The DUP rejects, though, the proposed tariff border between Northern Ireland and Great Britain, and the Withdrawal Agreement’s insistence that Northern Ireland remains within the EU’s VAT system. Yet a new ‘joint committee’ will minimize intra-UK tariffs and streamline rebate payments. Almost all tariffs would anyway likely disappear as and when London strikes a free trade agreement with Brussels. And even if the EU’s VAT system facilitates the collection of duties across the Irish land border, Northern Ireland’s VAT rates would still be set in London.
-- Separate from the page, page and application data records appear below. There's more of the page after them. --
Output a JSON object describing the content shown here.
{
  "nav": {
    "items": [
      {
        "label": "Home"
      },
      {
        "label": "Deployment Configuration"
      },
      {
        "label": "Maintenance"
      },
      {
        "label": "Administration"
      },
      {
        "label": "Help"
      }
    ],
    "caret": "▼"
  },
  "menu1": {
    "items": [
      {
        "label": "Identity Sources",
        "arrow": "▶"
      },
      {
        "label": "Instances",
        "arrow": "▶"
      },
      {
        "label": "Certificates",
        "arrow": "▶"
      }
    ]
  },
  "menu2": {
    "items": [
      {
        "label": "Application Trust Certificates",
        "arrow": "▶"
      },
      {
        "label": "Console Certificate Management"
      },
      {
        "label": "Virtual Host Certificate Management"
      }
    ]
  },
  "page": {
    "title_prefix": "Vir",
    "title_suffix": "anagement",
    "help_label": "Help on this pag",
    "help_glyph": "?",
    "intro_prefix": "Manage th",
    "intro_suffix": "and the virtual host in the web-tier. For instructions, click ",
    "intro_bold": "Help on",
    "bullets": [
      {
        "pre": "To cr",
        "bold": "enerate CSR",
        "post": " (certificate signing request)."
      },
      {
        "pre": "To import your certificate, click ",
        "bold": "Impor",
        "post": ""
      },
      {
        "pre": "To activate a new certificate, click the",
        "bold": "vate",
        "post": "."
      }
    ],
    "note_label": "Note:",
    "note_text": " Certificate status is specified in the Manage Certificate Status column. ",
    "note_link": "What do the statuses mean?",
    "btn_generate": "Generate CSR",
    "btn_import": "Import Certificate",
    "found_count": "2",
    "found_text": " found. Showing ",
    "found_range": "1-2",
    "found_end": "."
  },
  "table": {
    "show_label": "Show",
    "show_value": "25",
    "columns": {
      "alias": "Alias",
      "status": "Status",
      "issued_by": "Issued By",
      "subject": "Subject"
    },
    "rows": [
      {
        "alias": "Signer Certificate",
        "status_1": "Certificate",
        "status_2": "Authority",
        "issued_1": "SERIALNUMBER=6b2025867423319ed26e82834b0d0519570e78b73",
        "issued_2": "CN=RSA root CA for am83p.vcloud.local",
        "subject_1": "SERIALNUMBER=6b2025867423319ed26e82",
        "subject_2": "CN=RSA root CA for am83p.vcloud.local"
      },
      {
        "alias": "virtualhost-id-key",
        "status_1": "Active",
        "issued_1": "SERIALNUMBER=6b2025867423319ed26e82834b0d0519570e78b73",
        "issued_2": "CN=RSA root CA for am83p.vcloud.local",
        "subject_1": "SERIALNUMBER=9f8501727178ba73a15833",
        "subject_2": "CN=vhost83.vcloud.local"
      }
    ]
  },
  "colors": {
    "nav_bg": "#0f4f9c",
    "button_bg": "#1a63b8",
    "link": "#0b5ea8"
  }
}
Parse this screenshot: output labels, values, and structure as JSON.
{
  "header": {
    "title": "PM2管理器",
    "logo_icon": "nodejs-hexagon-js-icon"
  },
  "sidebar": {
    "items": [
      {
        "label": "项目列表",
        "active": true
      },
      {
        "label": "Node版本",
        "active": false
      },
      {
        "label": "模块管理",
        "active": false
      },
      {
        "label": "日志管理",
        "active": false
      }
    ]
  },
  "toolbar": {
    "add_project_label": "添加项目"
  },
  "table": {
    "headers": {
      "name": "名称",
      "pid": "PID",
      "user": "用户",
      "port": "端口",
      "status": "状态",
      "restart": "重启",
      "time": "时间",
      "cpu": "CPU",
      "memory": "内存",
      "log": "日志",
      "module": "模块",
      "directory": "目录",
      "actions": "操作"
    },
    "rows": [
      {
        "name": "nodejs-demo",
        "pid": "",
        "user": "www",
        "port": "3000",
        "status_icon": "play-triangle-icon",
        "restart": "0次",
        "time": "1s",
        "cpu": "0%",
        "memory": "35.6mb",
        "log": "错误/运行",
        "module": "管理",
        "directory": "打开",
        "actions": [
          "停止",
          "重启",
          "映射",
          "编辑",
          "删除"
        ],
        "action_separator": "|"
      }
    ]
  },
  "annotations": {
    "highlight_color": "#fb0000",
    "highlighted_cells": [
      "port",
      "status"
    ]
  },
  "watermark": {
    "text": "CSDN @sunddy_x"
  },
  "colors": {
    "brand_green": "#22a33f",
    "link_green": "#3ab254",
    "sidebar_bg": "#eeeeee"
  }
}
The DUP’s main beef revolves around the highly symbolic issue of consent. Mindful of Unionist sensitivities, Johnson negotiated a clause allowing Northern Ireland to extract itself from arrangements partially separating it from the UK in the form of a vote every four years by members of the Northern Ireland Assembly — even if the Assembly, as now, is suspended.
Lord (David) Trimble says this satisfies the Good Friday Agreement, of which he was the principal Unionist architect. Yet Trimble was careful to say the ‘simple majority’ mechanism proposed observes ‘the spirit’ of the precious 1998 accord. That, after all, required ‘cross community’ agreement of any treaty change, with either the unionist or the nationalist bloc within the Assembly able to wield a veto. This is why the DUP has dubbed Johnson’s legislation ‘a betrayal bill’.
Yet the Good Friday Agreement was an international treaty between two countries — with a consent mechanism designed to oversee a vote on whether or not Northern Ireland leaves the UK. These proposed customs procedures are a matter not of national sovereignty but of commercial administration, the movement of goods within the same country — indeed, within the same customs jurisdiction. A majority of assembly members elected by voters from across Northern Ireland as a whole is surely sufficient.
There is, of course, widespread resentment among unionists in Northern Ireland, and not only DUP supporters, that Northern Ireland cannot simply be treated like any other part of the UK. Yet it is an axiomatic fact of both history and geography that Northern Ireland is different.
There may be extra administration for those moving goods between Northern Ireland and the rest of the UK but a comprehensive UK-EU free trade agreement would see that largely disappear. Only Johnson can deliver that, and he has much more chance of doing so if Brexit takes place with some semblance of order, maintaining reasonable relations between the UK and EU.
The surest way for the DUP to threaten Northern Ireland’s status within the Union would be to frustrate Brexit. It would lose the backing not just of countless Tories but millions of ordinary ‘middle England’ voters.
Foster’s party is fretting about arrangements that can be changed once Brexit is irreversible. If she pushes too hard and imperils Johnson’s legislation, the most likely outcome is a general election. The Tories look odds-on to win with a majority, which would vaporize the DUP’s influence.